Boating Safety – Lawmakers May Want to push a Bill in 2020 – We Recommend Caution
Spurred by a series of 2019 fatalities involving paddleboarders, state lawmakers such as Rep. Cindy Ryu (D-Shoreline/32nd Dist.) are asking to re-examine the boating safety and boater education card laws first enacted back in 2004-05. We at RBAW and our colleagues at Washington State Parks have urged that it will be important to proceed with caution and determine whether we really need a change in state law or whether other best practices, education, and awareness might be a better path forward. Rep. Ryu is going to be pulling together stakeholders in October to discuss all this further.
Effort to Secure $50,000 to Update the state’s Outdoor Recreation Economic Impacts Study
I noted this effort in last month’s report, and wanted to update you all on the fact that the Big Tent Outdoor Recreation Coalition, joined by more than a dozen other organizations, have urged the Governor to allocate 2020 Supplemental Operating Budget funds to update a January 2015 study of the Outdoor Recreation Economy. RBAW was one of the organizations that signed on.
We’ve received the following information from the State Parks Boating Program regarding cold water safety. Most waterways are lethally cold and they want folks to be aware and prepared before heading out boating or paddling!
Read the full report give by our VP of Government Affairs and our Lobbyist.

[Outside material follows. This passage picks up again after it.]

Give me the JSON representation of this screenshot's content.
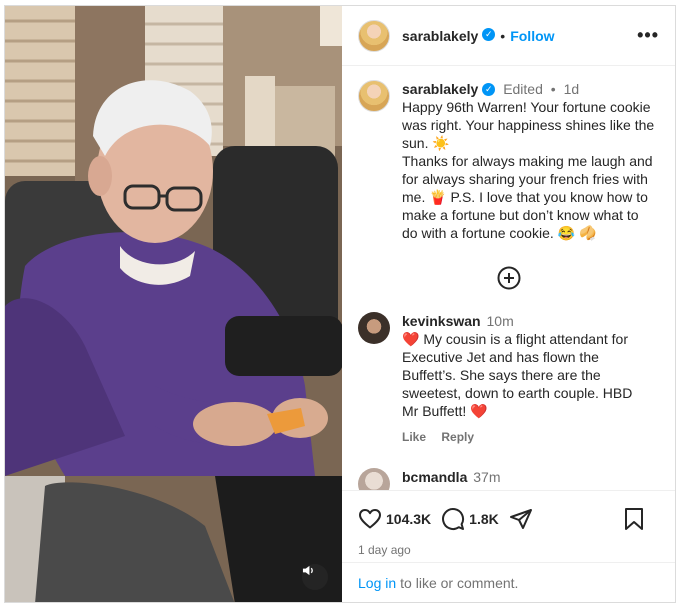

The State of Washington has unfairly saddled recreational boaters with an excise tax that is not collected in a similar manner from any other “users group.” Annual vessel registration fees include a tax equal to ½ of 1% of the market value of any recreational boat. These taxes are simply absorbed into the general fund of Washington State, and are in no way earmarked for improvements to boating infrastructure.
Other owners of recreational conveyances are not asked to pay a tax based on market value. For example, private aircraft pay a very small flat fee based entirely upon the type of aircraft. Excise taxes for aircraft are generally under $200 per year, and any private helicopter (regardless of value) pays a flat $90 renewal charge. A private helicopter worth $3-million pays a $90 excise tax, while the owner of a $3-million yacht would pay $15,000 annually.